Former Police Minister Judith Collins signalled the need for police as early as June last year. English said yesterday the Government had needed time to put a plan in place for tackling crime.
He also said the crime problem was not the result of underfunding but was instead a symptom of a growing population.
Having achieved its long-sought Budget surplus, National was now prepared to "invest up-front in programmes that will tackle ... complex issues", English said.
The significant investment came with performance goals. Among the new targets for police was attending 98 per cent of burglaries within 48 hours, up from current rates of 86 per cent.
The targets would "not be an easy task", Police Minister Paula Bennett said. "But we're here to tackle the difficult issues."
The Labour Party and New Zealand First have both promised more police officers if they are in power. New Zealand First leader Winston Peters has made it a bottom line in any coalition talks.
Both he and Little yesterday said English's policy was too little, too late.
Peters said it was an "election year stunt" which came after years of National saying the crime rate was falling.
"The public won't be fooled," he said.
Little said English was playing "desperate catch-up" and had to be "dragged kicking and screaming" into increasing police numbers.
"Less than a year ago he was the Finance Minister who signed off on a four-year freeze on police numbers," he said.
Little also said the policy was a "skinny version" of Labour's promise to introduce 1000 more cops within three years. Peters wants 1800 police within five years.
In anticipation of any criticism, English sent a warning about other party's election promises and their costs in election year, saying voters should "look beyond the dollar-figure sound bites".

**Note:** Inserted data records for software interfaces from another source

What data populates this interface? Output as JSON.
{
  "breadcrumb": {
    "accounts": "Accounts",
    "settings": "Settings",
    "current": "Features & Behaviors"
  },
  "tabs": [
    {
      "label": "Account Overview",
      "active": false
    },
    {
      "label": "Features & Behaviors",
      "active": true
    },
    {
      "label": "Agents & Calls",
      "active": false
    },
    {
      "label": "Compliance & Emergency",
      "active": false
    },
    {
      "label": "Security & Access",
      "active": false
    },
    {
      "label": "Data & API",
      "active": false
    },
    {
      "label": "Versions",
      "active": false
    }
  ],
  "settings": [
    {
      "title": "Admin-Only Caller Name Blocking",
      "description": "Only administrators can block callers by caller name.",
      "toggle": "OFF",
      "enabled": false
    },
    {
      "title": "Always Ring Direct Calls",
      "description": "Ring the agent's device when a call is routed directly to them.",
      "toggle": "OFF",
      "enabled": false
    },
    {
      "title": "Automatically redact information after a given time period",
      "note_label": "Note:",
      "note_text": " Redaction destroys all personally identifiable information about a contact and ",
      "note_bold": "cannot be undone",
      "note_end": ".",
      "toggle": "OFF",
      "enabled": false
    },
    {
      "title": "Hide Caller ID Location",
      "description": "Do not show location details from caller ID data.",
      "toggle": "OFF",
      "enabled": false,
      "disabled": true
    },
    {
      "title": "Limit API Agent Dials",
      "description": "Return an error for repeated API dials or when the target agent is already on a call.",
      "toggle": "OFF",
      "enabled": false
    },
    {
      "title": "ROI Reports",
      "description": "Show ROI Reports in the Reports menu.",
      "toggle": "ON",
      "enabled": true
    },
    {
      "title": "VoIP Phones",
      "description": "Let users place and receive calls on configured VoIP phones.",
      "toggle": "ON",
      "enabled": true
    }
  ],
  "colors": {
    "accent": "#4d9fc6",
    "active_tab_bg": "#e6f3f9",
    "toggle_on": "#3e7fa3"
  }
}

The package also included measures to make police more available and visible, including a 24-hour phone line for non-emergencies and funding the Eagle police helicopter to run around the clock.
Police Commissioner Mike Bush said some criminals in Auckland had learned that the helicopter stopped operating at 3am, and crime often spiked after this point.
In an unusual move, Bush attended the policy announcement yesterday and supported it in statements to media. He denied overstepping his role as an impartial public servant, saying it was an important issue for his department.
National's crime-fighting package:
● 1125 more police staff
● 245 non-sworn staff
● 880 sworn police officers, including:
— 500 officers will be "on the beat"
— 140 regional and rural officers
— 80 organised crime officers
— 140 specialist officers (domestic violence, sexual violence, children)
— 20 ethnic liaisons
● 24/7 capability for the Eagle helicopter
● 24-hour non-emergency phone line
● 12 mobile policing units for events, rural towns
How do the parties compare?
● 1125 more police staff in 4 years, 880 of them sworn officers
● Police staff numbers lifted from 11,925 to 13,000, and cops from 8900 to 9800.
● Cost: $380m over four years
● 1300 more police staff in first 3 years of office, 1000 of them sworn officers
● Police officer numbers lifted to 10,000 within 3 years
● Cost: Not fully costed, but police budget will be increased by $180m a year
● 1800 more police officers over five years
● Cost: Unknown